The New York Times, June 27, 2018
In Influence if Not in Title, This Has Been the Kennedy Court
“This term gave us a preview of what the Supreme Court would be like if Chief Justice Roberts were to become the swing vote,” said Leah Litman, a law professor at the University of California, Irvine. “Progressives will lose, and they will lose a lot, except in a few criminal cases.” [Subscription required, campus-wide access provided by UCI Libraries. Sign-up here: AccessNYT.com]
Slate, June 27, 2018
The Only Thing That Might Stop Trump From Replacing Kennedy With a Scalia Clone
Richard L. Hasen, professor of law and political science at the University of California, Irvine School of Law, writes, “Buckle up, folks.

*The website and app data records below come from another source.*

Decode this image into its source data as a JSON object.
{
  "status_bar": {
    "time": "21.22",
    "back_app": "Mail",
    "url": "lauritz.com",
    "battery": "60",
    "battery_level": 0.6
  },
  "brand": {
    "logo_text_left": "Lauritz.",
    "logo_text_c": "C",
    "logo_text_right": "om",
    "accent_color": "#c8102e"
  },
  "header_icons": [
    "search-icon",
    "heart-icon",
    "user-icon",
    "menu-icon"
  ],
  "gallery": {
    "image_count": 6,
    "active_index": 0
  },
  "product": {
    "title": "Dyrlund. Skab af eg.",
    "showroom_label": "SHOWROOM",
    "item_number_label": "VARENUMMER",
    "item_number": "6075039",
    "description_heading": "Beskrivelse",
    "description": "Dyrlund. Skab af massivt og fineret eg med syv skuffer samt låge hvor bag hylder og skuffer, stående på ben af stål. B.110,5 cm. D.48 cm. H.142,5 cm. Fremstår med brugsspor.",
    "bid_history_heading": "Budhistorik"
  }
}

If you did not like what the Supreme Court has done in the last few weeks on voting rights, public-sector unions, and Trump’s travel ban, things are going to get a whole lot worse now that Justice Anthony Kennedy is retiring and with conservative Chief Justice John Roberts about to become the new swing justice.”
The Chronicle of Higher Education, June 27, 2018
In the Family-Separation Debate, Some Professors Say Their Role Is ‘Not to Not Respond’
Laura E. Enríquez, a professor of Chicano and Latino studies at the University of California at Irvine, said capitalizing on that student engagement is key. Last winter, she was teaching a class on the experiences of undocumented immigrants …. She made a practice of updating her students on the latest announcements on DACA … and asked them to produce, in groups, projects that explored public perceptions of undocumented immigrants.
Salon, June 27, 2018
Supreme Court makes it quite clear it won’t lift a finger to stop ruthless gerrymandering
“The upshot of this analysis is that it is going to be well near impossible for plaintiffs to prove that states have engaged in intentional racial discrimination so as to put those states back under federal supervision for voting,” wrote Rick Hasen, curator of Election Law Blog and a law professor at University of California, Irvine, in Slate.
Desert Sun, June 28, 2018
Stone recounts Palm Springs cop murders in opposition to police use of deadly force bill
Peter Hanink, a lawyer and doctoral candidate studying police use of force at UC Irvine, said the federal standard of “objective reasonableness” is difficult for courts to determine. But AB 931, Hanink said, would reduce the use of force by requiring training in de-escalation methods. “Given what the court recognizes as the realities of the conditions under which an officer is making a decision,” Hanink said, “this bill seeks to narrow the universe of circumstances when deadly force is used.”
Previously “In the News”